This week Bear, Goldman Sachs (GS), Lehman Brothers (LEH) and Morgan Stanley (MS) are slated to report results for their first quarter, ended in February. The results won't be pretty.

The new name on everybody's lips is Lehman Brothers:

Lehman Brothers Holdings Inc. Monday said the bank's liquidity position remains strong, as the fire sale of Bear Stearns to J.P. Morgan to prevent bankruptcy increased speculation that other big U.S. brokerages would come under pressure.

"Our liquidity position is and continues to be strong," said Matthew Russell, head of corporate communications for Lehman Brothers Asia Pacific.

His statement came after people familiar with the situation said DBS Group Holdings, Southeast Asia's biggest bank by market capitalization, has asked several traders not to enter new transactions with Lehman Brothers.

"DBS has sent an internal e-mail saying it would not deal with Lehman Brothers from now on. It said DBS shouldn't enter into new dealings with Lehman or Bear Stearns," one person said. Another person said that the email didn't mention anything about closing existing positions with Lehman, which appear to remain in place for now.

DBS's move follows the near-collapse of Bear Stearns Cos. Friday, a similar pullback by counterparties caused the bank's liquidity to dry up. J.P. Morgan Chase & Co. Monday agreed to buy Bear Stearns for $2 a share in a bid to avert a bankruptcy by the U.S. investment bank







Since the middle of August, when the collapse of U.S. subprime mortgages started to infect markets around the world. Since then, the S&P 500 stocks index has dropped 11 percent and the dollar has fallen 15 percent against the euro.

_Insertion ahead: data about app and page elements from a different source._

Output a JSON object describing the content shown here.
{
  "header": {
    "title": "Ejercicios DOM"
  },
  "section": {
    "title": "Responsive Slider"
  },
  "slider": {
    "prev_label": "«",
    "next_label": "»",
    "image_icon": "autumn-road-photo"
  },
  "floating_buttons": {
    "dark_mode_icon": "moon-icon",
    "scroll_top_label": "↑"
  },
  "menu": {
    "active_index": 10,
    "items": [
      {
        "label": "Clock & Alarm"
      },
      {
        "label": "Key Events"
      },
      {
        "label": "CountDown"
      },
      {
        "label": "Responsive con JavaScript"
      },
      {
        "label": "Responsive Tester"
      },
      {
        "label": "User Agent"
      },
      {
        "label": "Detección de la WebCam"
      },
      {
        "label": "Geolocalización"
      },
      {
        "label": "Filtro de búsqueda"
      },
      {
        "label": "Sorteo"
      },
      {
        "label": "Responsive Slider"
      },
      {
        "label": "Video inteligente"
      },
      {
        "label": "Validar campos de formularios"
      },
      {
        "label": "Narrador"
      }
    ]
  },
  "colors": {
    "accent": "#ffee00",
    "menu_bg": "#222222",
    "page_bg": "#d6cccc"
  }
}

The central bank on March 11 announced it will for the first time lend Treasuries in exchange for debt that includes mortgage-backed securities held by dealers to facilitate market- making. It holds about $713 billion of Treasuries on its balance sheet.

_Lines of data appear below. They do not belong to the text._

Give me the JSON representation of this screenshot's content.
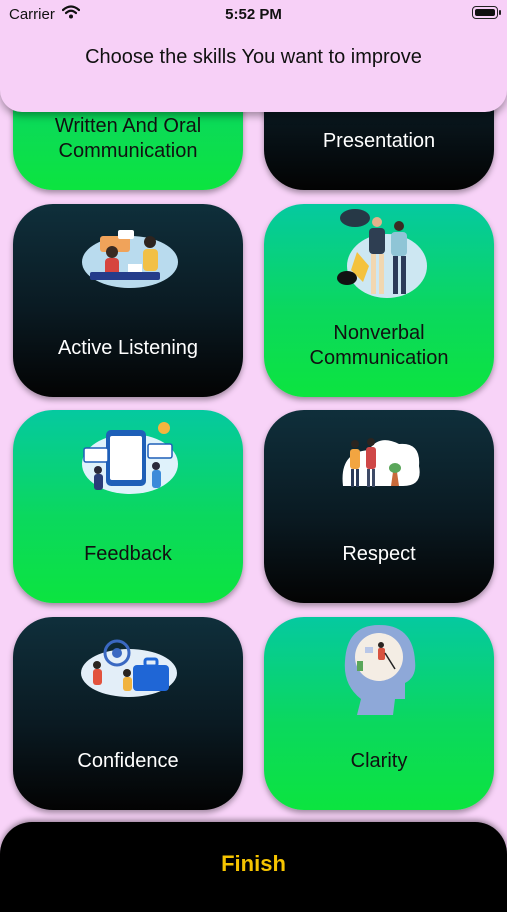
{
  "status_bar": {
    "carrier": "Carrier",
    "time": "5:52 PM"
  },
  "header": {
    "title": "Choose the skills You want to improve"
  },
  "skills": [
    {
      "label_lines": [
        "Written And Oral",
        "Communication"
      ],
      "style": "green",
      "icon": "communication-illustration"
    },
    {
      "label_lines": [
        "Presentation"
      ],
      "style": "dark",
      "icon": "presentation-illustration"
    },
    {
      "label_lines": [
        "Active Listening"
      ],
      "style": "dark",
      "icon": "listening-illustration"
    },
    {
      "label_lines": [
        "Nonverbal",
        "Communication"
      ],
      "style": "green",
      "icon": "nonverbal-illustration"
    },
    {
      "label_lines": [
        "Feedback"
      ],
      "style": "green",
      "icon": "feedback-illustration"
    },
    {
      "label_lines": [
        "Respect"
      ],
      "style": "dark",
      "icon": "respect-illustration"
    },
    {
      "label_lines": [
        "Confidence"
      ],
      "style": "dark",
      "icon": "confidence-illustration"
    },
    {
      "label_lines": [
        "Clarity"
      ],
      "style": "green",
      "icon": "clarity-illustration"
    }
  ],
  "footer": {
    "finish_label": "Finish"
  },
  "colors": {
    "background": "#f8d3f8",
    "green_accent": "#0bd85e",
    "dark_card": "#0a1a22",
    "finish_text": "#f6c400"
  }
}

On March 7, the Fed said it would make $100 billion available through repurchase agreements, where the Fed loans cash in return for assets including mortgage debt issued by Fannie Mae and Freddie Mac.


Must watch:

Parts of Europe (such ask Netherlands and Denmark) use small local electricity generation plants, which permits the use of the byproduct heat for heating.  In one example they use all he CO2 generated to supply 4,000 hectares of green houses.   The combined heating and energy production (CHP) is a proven technology that lowers the energy consumption for electricty and heating by over 50%.   British (BBC) documentary on this


Teddy Roosevelt's advice that, "We must drive the special interests out of politics. The citizens of the United States must effectively control the mighty commercial forces which they have themselves called into being. There can be no effective control of corporations while their political activity remains."


For the best account of the Federal Reserve  (  One cannot understand U.S. politics, U.S. foreign policy, or the world-wide economic crisis unless one understands the role of the Federal Reserve Bank and its role in the financialization phenomena.  The same sort of national-banking relationships as in our country also exists in Japan and most of Europe.